No industry is as aggressive about maintaining momentum as the entertainment world, a lesson Sony Corp. clearly understands after its PlayStation 3 video-game console got the boost it needed after Toshiba Corp. abandoned its HD-DVD business on Tuesday.
It came at a crucial time. As NintendoInc.' s Wii continues to be snapped off retail shelves more than a year after it was launched, video-game pundits began to declare "game over" for the Sony system.
It was deemed too expensive and not as innovative as other Sony products, critics claimed, as the lack of Play-Station 3 sales contributed to Sony's games division posting a loss of US$1.97-billion in the last fiscal year.
Now with Blu-ray, the next-generation high-definition video player, on a roll as major companies back it, can Play-Station 3 reclaim its crown as the world's most popular video-game console?
Absolutely, said Paul O'Donnell, London-based Gartner principal analyst.
"The real winner in this race is the PlayStation 3," Mr. O'Donnell said. "The Blu-ray was such a critical part of their business model, they couldn't let it go. And now they've won."
While reports suggest Bluray was poised to capture the lion's share of the US$24-billion home-entertainment market, the figure dwarfs the US$37.5-billion worldwide video-game industry, a larger pie that Sony is now primed to take more of.
Although video games have been a relatively insular activity, it was only when Wii emerged that video gaming truly took off. To date, more than 21 million households have purchased Nintendo's console, lauded for its innovative wireless remote-control interface.
Both Sony and Microsoft Corp. marketed their consoles as more of a media centre than a video game. However, only Microsoft's Xbox 360 has proved to be a hit with consumers, with 17-million units sold, aided in part by the popularity of Halo 3, the best-selling video game of 2007 in the United States.
Today, Sony's strategy to marry the Blu-ray with its next-generation video console looks to be a winner, said Mark Perrella, IDC Canada vice-president of technology.
"They're giving more of that high-definition premium experience and now it's more attractive to a greater amount of consumers," he said.
Taking several cues from other failed format wars-- BetaMax, MiniDisc, the Memory Stick--Sony learned that to be successful with a new media player, it had to be able to control the content available.
When Blu-ray was introduced in 2002, Sony made sure it partnered with as many film studios and retailers as possible to strongarm consumers into adopting its technology.
After several years with no leader in the high-definition video world emerging, the real tipping point, Mr. Perrella says, was when Warner Bros. Entertainment decided last month it will release films only on the Bluray format.
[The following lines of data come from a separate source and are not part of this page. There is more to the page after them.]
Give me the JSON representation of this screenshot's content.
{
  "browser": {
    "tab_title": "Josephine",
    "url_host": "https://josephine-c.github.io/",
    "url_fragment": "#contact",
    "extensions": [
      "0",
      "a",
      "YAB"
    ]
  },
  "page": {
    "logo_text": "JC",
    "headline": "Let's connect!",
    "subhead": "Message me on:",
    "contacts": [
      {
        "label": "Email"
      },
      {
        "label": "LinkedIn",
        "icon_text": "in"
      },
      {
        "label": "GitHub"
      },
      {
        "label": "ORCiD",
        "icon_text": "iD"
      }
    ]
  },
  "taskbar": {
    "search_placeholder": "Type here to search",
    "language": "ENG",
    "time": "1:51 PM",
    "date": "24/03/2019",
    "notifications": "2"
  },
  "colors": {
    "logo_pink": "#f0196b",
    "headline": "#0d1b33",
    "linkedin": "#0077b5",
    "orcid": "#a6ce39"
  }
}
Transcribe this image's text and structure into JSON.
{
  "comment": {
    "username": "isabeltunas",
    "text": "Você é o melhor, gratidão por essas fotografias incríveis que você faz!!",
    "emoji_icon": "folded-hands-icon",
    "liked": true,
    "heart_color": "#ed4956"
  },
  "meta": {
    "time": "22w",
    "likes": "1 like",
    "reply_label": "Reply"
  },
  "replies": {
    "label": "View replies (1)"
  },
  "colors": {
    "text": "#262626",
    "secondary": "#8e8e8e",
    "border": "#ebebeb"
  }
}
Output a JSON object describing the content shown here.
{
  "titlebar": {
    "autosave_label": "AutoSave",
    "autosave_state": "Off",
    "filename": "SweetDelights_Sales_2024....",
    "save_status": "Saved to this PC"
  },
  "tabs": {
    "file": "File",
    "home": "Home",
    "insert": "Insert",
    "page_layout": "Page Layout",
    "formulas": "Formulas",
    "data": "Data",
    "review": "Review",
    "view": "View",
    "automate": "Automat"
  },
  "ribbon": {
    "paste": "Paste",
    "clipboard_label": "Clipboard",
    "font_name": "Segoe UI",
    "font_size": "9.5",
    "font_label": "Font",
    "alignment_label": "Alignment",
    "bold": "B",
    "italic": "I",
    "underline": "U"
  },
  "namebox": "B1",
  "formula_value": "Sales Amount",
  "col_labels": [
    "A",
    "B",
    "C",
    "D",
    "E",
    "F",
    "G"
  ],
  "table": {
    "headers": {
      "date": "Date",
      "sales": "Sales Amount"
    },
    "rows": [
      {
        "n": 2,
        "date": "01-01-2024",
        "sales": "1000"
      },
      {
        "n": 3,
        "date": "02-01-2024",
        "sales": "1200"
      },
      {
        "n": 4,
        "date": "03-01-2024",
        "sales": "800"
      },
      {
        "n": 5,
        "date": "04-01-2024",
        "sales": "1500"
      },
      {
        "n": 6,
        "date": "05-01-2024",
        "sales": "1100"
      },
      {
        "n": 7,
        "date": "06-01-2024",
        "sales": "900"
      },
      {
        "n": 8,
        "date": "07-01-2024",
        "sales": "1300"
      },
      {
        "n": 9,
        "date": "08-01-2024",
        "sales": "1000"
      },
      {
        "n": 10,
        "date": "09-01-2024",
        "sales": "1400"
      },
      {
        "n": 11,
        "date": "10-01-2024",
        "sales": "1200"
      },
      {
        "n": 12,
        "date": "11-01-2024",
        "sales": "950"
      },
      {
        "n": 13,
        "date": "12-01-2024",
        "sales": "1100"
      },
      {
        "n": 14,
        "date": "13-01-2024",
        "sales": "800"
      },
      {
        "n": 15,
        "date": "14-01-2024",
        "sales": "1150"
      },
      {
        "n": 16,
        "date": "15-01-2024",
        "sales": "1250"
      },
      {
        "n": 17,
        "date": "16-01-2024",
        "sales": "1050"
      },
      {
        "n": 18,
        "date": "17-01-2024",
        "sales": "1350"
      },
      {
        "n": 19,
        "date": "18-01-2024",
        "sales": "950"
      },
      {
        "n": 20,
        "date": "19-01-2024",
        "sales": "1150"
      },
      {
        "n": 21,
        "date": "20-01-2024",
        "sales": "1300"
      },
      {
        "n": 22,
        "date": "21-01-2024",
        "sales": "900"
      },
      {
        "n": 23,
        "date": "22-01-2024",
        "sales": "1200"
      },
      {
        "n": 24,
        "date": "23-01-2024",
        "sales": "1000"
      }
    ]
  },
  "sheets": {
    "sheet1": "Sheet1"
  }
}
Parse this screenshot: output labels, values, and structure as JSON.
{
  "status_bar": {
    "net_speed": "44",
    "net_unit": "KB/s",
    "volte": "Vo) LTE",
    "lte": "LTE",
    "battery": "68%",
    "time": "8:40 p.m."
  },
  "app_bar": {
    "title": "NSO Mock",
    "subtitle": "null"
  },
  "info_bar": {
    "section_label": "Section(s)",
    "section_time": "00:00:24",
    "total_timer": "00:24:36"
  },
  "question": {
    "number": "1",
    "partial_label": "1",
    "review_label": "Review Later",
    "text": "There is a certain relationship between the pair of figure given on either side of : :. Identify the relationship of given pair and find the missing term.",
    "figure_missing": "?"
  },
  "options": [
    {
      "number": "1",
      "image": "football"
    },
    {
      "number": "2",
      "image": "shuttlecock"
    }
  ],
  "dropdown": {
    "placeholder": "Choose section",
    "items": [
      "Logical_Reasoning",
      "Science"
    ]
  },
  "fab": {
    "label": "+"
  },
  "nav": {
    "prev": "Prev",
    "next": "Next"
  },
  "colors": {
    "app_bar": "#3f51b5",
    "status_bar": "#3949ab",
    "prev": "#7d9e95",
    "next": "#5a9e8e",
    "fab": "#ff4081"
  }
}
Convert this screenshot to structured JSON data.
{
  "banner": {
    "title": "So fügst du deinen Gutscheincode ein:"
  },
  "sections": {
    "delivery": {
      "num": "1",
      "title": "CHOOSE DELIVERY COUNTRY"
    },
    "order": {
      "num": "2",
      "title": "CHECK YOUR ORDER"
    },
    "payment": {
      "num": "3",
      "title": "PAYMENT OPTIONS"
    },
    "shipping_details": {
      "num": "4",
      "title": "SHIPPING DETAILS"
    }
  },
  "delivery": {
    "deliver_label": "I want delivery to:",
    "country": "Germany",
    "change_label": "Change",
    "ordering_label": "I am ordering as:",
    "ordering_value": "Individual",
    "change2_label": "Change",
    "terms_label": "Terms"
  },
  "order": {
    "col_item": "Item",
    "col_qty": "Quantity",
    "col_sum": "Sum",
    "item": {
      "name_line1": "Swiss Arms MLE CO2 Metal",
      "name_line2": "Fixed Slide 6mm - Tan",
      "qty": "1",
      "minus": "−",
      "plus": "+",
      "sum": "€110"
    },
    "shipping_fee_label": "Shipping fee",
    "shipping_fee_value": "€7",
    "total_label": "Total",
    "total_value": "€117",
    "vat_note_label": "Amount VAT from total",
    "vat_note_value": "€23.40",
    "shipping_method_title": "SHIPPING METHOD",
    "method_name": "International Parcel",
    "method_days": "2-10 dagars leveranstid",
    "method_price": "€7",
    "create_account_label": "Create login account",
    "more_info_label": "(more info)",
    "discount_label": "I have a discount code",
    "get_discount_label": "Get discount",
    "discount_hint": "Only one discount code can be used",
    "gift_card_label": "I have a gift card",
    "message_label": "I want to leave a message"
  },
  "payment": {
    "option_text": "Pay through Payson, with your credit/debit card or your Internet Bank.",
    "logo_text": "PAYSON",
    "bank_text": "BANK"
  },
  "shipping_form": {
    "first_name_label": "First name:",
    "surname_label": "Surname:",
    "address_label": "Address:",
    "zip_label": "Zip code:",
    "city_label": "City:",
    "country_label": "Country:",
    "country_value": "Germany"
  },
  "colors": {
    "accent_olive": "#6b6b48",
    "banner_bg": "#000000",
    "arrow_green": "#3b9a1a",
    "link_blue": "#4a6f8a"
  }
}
"The key thing is having compelling content widely available consumed in that format," Mr. Perrella said.
The cheapest Blu-ray player on the market has a price tag between $399 and $499, and Mr. O'Donnell expects Sony to cut prices further within the next few months to maintain momentum.
"[Sony] will do everything it can to come back from the brink," he said. "You'll see pricing, bundled with Bluray discs and TVs. It's seen as more as a media centre for your living room that can play games as well".